Like the television circus which spawned it, the X Factor tour operates to a formula which is looking and sounding a bit tired, despite the relatively fast pace of this conveyor belt of performances from the most recent season’s finalists.
Pitching a bunch of relatively inexperienced talent show contestants into the exacting environment of the arena show serves neither performer nor audience but usually the fans can be relied upon to project hysterically on to this month’s TV idols.
However, eight-year-old Ruby, plucked from the crowd by pretty boy band Union J, was remarkably calm about her walkabout with these aspiring pop stars. Maybe she just wasn’t that into them.
Harmony trio District 3 mustered more energy and tighter harmonies in their numbers, while ringmaster figure Rylan Clark could hit his mark better than his notes, offering something akin to the blaring noise of a fairground on his tinny Spice Girls medley.
Cheesy belter Christopher Maloney appeared to have beamed in from a mid-1970s episode of Top Of The Pops, and was effortlessly outclassed by mature teen Ella Henderson performing the only original composition of the evening and the shy soul powerhouse Jahmene Douglas.

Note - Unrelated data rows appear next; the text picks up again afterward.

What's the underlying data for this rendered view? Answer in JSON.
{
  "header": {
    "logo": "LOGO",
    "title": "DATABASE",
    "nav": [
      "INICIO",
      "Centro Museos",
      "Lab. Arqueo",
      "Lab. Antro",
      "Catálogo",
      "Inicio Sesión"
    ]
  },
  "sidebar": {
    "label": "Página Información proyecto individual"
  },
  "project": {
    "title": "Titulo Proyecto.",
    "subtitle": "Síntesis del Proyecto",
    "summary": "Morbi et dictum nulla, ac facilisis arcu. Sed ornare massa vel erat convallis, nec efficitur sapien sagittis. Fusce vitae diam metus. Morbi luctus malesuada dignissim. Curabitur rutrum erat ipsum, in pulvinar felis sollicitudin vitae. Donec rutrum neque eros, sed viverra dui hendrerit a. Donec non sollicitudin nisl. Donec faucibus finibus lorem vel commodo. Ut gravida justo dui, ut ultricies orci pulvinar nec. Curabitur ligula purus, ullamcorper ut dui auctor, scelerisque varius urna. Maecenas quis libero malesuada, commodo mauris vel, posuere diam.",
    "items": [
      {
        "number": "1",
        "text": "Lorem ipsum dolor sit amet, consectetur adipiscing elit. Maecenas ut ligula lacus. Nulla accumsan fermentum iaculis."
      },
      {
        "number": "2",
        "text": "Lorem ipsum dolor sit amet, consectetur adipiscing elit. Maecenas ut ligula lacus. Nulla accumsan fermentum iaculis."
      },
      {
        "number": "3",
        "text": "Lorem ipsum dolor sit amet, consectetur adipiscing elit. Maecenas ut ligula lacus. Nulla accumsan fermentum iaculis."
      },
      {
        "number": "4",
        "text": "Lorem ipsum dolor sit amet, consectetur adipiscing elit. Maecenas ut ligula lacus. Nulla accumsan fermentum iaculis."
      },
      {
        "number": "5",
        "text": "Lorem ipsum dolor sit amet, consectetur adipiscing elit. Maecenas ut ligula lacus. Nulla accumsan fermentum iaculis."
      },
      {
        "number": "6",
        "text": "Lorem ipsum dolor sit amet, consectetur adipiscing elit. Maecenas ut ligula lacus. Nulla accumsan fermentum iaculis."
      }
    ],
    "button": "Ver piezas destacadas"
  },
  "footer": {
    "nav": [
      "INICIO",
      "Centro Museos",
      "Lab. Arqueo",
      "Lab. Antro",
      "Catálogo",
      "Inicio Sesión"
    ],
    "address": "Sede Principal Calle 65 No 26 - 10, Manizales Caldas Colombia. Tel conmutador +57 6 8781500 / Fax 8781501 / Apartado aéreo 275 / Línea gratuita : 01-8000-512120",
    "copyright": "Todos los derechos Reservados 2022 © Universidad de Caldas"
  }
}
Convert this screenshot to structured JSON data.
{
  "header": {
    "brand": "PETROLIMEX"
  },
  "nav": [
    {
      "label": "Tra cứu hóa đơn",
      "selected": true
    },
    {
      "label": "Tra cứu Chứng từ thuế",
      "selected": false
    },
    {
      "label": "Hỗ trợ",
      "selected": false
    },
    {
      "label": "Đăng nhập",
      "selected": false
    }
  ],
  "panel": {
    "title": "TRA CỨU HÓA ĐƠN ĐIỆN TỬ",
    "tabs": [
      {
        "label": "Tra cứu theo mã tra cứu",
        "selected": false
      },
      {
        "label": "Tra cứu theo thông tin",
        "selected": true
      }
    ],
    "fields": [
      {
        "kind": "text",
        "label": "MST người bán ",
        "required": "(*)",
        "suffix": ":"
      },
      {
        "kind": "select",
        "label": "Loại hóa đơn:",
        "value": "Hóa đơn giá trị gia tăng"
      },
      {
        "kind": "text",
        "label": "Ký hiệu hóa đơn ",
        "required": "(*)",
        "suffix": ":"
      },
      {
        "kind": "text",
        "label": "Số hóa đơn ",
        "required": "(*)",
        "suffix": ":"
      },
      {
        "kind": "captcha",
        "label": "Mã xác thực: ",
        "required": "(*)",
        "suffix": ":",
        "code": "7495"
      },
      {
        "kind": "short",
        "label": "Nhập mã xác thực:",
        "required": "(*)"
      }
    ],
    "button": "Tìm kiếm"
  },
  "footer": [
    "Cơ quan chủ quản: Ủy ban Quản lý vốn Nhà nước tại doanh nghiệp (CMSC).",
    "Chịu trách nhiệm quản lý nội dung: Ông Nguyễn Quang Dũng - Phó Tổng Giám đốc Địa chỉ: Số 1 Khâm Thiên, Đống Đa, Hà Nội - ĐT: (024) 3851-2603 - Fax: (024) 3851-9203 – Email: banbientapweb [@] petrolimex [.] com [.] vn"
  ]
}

But winner James Arthur was the most interesting proposition – in X terms, a trendy troubadour who sassed up Adele and LMFAO’s Sexy And I Know It, he’s a working class soul boy with prospects.
However, across all of the night’s turns, there was something lacking in the somewhat flat, rote performances – what’s it called again? Oh yeah, the X factor.